An overhaul of the way local bodies operate throughout Aberdeenshire was approved by councillors last week.
It allows council officers to suspend groups if numbers fall too low.
But the new rules also mean 16-year-olds can be elected onto community councils and people, aged 14 and 15, can also get involved as junior members.
Director of business services, Ritchie Johnstone said it would give “flexibility” and would be “clearer”.
The authority has 71 community council areas with six currently awaiting re-establishment.
The new scheme was passed by Aberdeenshire councillors yesterday and will be formally adopted at the beginning of April 2018.
Stonehaven community council chairman, Phil Mills-Bishop, has been pivotal in attracting youngsters to his ranks and has been working closely with Mackie Academy pupils.
He said: “There are some challenges such as providing the right agenda items to keep their interest. We could potentially take on seven young members, which I think is very exciting. We need some new blood and enthusiasm.” A city centre church will close its doors to worshippers for the last time this month after Kirk bosses signed off on an amalgamation plan.
The Presbytery of the Church of Scotland has confirmed that the congregation of Queens Street Church will move into St Mark’s on Rosemount viaduct, with the church finally closing on October 29 after 22 years at the site.
The congregation of the city centre parish was expanded in 2004 with the addition of worshippers from the nearby Greyfriars Church, which was closed by the Church of Scotland.
But due to a continuing decline in worshippers it has been decided to amalgamate with St Mark’s.
The Queen Street area also forms an important part of the council’s ambitious 25-year city centre masterplan, which involves the demolition of the police headquarters as part of a transformation of the area into the new Queen’s Square residential area.

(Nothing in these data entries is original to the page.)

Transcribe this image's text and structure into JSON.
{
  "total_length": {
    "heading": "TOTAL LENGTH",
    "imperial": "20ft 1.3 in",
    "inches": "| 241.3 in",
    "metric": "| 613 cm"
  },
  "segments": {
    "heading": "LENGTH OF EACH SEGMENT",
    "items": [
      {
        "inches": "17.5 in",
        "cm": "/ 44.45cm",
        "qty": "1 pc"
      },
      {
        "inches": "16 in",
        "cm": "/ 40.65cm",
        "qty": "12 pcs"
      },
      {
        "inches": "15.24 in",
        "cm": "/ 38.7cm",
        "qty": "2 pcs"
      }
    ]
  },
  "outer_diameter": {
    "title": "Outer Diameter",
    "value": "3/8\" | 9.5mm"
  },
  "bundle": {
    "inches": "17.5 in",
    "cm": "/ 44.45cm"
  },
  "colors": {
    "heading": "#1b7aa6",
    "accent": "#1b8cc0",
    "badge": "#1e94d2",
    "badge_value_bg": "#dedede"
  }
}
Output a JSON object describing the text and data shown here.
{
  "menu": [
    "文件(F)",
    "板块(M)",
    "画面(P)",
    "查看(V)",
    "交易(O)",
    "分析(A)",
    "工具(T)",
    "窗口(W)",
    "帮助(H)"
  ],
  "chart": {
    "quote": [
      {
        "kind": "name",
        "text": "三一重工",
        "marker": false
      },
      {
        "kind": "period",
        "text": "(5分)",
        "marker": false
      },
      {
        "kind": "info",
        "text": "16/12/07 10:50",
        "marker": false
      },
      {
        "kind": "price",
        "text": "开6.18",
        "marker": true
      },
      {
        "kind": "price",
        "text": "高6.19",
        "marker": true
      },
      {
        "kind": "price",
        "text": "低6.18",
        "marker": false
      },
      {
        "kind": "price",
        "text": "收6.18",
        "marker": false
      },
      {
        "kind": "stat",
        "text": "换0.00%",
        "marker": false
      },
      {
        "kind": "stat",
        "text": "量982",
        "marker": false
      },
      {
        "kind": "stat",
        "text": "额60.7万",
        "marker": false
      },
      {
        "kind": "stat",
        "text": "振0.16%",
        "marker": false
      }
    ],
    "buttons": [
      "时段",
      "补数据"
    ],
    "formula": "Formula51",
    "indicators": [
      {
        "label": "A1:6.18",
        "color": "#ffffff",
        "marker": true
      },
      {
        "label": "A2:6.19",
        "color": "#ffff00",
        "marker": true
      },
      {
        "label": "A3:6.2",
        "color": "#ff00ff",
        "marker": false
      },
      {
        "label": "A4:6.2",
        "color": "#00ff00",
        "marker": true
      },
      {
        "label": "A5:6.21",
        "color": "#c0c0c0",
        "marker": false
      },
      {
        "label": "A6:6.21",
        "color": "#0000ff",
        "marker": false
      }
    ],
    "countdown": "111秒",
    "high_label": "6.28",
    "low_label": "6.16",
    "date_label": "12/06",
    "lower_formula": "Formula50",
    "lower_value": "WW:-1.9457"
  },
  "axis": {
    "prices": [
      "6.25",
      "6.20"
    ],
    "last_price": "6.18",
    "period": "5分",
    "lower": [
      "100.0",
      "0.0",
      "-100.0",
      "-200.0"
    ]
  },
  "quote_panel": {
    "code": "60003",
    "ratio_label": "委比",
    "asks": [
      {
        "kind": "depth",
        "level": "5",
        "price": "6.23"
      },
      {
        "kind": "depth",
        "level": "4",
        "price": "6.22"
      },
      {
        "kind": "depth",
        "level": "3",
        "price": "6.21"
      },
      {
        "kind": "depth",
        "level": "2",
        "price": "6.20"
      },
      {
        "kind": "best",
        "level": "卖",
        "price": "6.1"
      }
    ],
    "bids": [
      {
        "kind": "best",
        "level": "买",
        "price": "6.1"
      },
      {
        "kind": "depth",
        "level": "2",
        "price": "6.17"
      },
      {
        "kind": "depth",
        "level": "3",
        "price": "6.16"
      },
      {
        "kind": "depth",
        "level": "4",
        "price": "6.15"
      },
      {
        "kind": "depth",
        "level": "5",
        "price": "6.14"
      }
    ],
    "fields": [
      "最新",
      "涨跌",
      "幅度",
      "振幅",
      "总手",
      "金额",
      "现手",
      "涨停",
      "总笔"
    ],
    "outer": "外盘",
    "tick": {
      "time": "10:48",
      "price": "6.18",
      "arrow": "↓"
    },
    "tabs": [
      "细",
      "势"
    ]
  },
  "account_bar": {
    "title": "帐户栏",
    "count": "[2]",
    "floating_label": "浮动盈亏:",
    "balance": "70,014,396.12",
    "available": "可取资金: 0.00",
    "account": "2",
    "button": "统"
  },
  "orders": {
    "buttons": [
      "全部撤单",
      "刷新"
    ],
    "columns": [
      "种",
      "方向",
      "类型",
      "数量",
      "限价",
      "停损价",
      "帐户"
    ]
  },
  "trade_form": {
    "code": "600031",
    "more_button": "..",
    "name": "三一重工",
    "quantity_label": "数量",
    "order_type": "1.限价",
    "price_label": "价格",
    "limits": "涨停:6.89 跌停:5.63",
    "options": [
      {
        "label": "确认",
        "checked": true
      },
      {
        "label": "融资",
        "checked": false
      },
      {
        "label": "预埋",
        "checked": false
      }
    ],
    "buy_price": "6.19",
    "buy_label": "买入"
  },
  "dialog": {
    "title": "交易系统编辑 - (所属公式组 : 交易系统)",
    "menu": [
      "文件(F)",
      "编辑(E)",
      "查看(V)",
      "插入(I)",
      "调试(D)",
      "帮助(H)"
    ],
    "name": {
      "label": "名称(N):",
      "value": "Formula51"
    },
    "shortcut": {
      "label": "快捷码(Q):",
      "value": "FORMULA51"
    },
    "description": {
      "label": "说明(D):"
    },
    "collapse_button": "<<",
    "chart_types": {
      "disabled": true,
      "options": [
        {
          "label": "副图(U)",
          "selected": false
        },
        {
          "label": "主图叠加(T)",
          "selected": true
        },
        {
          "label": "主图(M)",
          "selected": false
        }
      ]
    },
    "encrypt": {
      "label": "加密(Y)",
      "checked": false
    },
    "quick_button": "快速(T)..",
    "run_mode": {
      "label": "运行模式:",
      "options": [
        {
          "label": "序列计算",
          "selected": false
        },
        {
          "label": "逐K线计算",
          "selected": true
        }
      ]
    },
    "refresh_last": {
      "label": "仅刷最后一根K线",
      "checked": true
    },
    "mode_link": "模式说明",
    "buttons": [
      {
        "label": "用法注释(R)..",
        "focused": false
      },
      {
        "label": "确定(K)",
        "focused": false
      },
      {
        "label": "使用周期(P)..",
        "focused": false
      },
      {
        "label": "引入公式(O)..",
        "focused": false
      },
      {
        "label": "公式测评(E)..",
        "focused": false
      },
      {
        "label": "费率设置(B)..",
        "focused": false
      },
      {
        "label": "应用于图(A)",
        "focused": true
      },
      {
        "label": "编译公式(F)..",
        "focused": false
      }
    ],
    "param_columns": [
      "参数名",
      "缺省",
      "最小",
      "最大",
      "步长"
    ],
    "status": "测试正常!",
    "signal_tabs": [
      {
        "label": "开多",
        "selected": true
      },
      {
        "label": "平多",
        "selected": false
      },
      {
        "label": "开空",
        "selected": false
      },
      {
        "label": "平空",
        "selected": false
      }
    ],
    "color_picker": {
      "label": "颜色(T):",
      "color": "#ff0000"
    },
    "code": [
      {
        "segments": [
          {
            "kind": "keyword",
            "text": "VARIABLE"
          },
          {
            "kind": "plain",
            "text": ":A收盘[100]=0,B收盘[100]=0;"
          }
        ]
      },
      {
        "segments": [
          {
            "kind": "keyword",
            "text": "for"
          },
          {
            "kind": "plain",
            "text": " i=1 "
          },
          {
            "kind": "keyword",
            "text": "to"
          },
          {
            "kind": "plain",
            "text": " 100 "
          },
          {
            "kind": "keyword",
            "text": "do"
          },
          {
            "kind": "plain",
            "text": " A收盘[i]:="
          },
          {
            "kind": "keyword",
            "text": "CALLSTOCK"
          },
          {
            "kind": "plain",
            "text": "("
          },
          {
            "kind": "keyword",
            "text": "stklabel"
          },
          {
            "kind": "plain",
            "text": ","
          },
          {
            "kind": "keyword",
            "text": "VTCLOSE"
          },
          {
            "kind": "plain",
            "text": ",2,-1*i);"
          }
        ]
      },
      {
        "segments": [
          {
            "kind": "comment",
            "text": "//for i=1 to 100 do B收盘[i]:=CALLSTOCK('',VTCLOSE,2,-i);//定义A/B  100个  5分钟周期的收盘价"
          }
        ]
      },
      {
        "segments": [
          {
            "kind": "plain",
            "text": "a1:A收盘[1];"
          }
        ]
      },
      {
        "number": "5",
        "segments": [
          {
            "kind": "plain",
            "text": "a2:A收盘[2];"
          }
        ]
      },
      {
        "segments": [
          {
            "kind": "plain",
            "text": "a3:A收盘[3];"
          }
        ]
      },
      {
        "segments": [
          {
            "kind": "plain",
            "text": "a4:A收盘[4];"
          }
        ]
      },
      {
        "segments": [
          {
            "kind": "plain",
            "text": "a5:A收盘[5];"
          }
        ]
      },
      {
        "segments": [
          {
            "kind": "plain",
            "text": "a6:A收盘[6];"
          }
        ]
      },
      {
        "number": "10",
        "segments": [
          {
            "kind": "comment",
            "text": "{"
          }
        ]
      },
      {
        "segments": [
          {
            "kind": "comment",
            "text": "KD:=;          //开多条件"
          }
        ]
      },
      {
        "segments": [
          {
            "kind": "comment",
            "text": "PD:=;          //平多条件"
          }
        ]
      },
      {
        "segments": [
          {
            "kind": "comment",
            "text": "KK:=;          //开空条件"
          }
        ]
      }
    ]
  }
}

Congregation member Helen Rennie confirmed the news to anyone who wants to attend the church’s last services.
She said: “The Queen Street Church is closing down on October 29, and this Saturday is the last coffee shop after 22 years.
“We will be open for morning coffee and light lunches, Audrey’s sale table will be closing with many bargains, and Christmas cards, in aid of Friends of Roxburghe House Grampian, will be on sale.
“We would like to take this opportunity to thank everyone who has supported us over the years – congregation, visitors and holidaymakers.”
Church elder Martin Greig, who is also a city councillor, explained that fewer people living in the city centre had led to the amalgamation.
He added: “It was a privilege to be at worship at Queen Street Church. The congregation is inspiring in its strong and faithful commitment.
“There are changing residential patterns in the city with fewer people now living in the city centre and people are also changing how they worship, with it now being less common for people to join a church.
“It makes sense to look at mergers.”
A Church of Scotland spokesman said: “The two congregations of Queen Street Church and St Mark’s Church have happily decided to unite and St Mark’s Church will be used as their place of worship.
“A minister will be called to serve the united congregation in due course.”